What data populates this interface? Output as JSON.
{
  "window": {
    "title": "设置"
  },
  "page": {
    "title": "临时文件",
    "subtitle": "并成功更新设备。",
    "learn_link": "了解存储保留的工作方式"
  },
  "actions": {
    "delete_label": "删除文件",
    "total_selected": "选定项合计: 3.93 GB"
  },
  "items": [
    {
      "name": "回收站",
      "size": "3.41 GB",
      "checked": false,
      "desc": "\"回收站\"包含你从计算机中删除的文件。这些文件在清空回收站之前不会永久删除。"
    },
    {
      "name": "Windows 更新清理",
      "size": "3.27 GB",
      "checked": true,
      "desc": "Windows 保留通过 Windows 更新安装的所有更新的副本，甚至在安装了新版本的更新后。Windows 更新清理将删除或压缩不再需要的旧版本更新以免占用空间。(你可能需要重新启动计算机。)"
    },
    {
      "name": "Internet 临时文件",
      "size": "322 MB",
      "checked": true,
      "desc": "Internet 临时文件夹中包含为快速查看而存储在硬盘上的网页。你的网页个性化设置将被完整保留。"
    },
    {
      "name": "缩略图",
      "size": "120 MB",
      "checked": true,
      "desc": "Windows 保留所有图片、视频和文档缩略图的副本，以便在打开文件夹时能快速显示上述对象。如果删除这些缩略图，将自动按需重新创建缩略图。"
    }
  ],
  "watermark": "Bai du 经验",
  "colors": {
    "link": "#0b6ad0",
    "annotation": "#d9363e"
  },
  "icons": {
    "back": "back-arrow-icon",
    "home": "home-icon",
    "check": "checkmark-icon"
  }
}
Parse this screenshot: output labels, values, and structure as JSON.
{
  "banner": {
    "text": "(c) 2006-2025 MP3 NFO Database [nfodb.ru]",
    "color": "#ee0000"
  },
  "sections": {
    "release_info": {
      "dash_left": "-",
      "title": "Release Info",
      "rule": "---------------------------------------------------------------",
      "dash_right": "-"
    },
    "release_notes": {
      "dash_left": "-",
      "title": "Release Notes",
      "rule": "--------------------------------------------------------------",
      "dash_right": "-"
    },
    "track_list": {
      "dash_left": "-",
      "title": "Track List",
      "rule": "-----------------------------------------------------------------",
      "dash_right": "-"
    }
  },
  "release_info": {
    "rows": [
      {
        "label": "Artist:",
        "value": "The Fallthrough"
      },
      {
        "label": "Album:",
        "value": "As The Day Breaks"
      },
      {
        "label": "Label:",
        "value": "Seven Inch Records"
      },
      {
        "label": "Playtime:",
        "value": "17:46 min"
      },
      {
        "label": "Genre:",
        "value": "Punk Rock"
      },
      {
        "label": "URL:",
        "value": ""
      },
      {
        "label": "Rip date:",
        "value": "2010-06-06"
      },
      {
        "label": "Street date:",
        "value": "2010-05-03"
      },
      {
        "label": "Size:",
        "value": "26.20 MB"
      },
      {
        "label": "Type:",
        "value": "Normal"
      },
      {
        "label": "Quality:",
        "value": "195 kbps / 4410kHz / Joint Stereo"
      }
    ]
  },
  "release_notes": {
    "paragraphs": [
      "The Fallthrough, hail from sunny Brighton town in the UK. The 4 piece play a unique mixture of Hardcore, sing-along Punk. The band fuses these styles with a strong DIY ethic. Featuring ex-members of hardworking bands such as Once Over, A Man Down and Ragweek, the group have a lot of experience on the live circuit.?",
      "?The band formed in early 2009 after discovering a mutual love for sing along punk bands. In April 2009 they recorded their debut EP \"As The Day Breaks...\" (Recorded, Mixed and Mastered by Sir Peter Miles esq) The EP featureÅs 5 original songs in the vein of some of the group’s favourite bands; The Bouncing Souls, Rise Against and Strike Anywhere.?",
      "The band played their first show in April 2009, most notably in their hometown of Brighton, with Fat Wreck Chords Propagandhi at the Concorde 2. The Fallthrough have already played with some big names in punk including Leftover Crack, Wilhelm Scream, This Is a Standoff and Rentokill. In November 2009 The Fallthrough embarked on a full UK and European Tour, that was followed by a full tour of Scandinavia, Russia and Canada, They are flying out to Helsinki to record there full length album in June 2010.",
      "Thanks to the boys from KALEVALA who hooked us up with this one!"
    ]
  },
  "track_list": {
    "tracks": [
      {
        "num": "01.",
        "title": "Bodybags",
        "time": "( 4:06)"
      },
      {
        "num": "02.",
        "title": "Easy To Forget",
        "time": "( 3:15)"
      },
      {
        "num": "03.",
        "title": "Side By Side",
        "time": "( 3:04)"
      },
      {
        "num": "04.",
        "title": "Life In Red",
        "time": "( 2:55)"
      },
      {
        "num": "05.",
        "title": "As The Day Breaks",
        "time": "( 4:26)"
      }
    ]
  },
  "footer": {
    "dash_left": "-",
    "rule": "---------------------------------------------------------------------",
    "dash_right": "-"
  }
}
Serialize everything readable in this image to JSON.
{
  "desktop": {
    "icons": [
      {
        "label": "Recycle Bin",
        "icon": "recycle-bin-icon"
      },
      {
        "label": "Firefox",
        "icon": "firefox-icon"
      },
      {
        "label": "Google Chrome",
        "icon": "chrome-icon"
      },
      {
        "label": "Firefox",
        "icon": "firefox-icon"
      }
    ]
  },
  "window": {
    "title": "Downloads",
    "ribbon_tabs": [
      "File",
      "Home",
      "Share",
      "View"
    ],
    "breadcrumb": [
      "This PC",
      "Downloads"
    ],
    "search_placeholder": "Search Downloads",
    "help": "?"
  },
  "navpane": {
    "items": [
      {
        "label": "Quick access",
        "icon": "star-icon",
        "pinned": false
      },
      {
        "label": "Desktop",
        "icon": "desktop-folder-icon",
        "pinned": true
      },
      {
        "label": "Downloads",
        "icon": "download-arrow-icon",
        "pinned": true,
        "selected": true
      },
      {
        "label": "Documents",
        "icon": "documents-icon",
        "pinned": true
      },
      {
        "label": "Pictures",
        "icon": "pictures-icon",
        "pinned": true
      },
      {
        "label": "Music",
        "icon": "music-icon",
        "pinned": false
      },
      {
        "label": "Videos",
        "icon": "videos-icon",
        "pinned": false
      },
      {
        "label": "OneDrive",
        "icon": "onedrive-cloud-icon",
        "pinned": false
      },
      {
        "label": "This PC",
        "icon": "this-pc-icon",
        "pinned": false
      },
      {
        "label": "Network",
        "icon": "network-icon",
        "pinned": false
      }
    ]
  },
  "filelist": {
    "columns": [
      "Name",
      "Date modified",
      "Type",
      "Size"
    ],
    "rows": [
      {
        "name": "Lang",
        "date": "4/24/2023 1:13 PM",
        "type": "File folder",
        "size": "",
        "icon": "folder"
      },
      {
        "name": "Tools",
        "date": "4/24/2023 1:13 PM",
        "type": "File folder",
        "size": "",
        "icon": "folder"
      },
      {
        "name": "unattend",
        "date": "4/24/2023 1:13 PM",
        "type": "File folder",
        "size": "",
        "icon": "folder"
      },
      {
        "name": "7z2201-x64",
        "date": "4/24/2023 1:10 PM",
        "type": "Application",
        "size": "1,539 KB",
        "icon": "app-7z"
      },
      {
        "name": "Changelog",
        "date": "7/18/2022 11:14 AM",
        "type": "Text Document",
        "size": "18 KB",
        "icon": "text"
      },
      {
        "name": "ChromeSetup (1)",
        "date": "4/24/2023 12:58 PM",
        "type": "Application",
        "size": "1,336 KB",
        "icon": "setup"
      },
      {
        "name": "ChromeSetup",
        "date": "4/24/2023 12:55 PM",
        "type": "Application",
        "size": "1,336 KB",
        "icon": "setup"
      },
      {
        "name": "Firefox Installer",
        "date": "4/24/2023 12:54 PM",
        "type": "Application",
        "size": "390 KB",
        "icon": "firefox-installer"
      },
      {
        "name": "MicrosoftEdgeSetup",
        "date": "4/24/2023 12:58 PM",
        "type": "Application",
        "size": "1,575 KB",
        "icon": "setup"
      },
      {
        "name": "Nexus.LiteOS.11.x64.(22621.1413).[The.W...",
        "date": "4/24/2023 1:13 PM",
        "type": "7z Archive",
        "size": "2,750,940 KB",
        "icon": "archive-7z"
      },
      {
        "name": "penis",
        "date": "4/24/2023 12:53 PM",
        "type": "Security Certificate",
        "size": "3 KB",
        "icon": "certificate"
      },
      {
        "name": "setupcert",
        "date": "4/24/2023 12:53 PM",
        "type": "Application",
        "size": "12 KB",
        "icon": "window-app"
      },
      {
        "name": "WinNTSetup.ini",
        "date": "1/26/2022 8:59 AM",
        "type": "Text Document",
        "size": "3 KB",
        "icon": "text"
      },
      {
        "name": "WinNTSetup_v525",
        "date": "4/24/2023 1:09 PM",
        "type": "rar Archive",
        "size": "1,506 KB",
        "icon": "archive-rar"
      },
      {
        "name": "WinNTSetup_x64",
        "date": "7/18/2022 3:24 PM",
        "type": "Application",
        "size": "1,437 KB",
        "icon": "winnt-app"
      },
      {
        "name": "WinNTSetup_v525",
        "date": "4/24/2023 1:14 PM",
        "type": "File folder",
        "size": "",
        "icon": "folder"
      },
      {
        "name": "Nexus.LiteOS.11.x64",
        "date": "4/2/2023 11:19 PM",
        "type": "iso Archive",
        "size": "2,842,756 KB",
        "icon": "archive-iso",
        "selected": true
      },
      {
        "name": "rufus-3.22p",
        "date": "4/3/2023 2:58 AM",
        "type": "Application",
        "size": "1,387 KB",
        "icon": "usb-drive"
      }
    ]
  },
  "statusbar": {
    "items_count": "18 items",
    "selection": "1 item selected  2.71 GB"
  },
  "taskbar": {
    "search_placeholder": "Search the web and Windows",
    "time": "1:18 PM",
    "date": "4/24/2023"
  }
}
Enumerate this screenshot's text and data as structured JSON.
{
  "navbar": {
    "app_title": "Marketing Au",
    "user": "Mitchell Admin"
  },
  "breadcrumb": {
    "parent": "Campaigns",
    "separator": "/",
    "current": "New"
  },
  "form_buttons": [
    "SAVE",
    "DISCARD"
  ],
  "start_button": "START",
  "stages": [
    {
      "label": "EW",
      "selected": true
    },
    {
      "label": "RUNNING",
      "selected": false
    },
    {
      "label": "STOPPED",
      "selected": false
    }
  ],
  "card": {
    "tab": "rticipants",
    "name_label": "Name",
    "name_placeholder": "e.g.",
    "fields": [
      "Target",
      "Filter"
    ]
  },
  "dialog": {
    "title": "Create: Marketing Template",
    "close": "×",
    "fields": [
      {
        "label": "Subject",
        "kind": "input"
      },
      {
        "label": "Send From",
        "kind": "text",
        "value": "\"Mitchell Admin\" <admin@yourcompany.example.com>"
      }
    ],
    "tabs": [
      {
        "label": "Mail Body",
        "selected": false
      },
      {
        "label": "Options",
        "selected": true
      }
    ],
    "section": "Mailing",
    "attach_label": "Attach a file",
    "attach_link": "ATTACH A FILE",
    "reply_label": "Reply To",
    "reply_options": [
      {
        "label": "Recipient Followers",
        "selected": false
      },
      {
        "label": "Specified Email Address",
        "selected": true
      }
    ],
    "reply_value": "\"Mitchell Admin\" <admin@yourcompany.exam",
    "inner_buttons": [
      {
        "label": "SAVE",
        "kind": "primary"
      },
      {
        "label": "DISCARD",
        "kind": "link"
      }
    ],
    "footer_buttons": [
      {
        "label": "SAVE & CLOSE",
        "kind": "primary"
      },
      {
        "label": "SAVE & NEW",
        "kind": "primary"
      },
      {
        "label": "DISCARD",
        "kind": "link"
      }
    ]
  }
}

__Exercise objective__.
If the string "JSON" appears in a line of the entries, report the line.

__Response area__.
What data populates this interface? Output as JSON.
Parse this screenshot: output labels, values, and structure as JSON.
Serialize everything readable in this image to JSON.
Enumerate this screenshot's text and data as structured JSON.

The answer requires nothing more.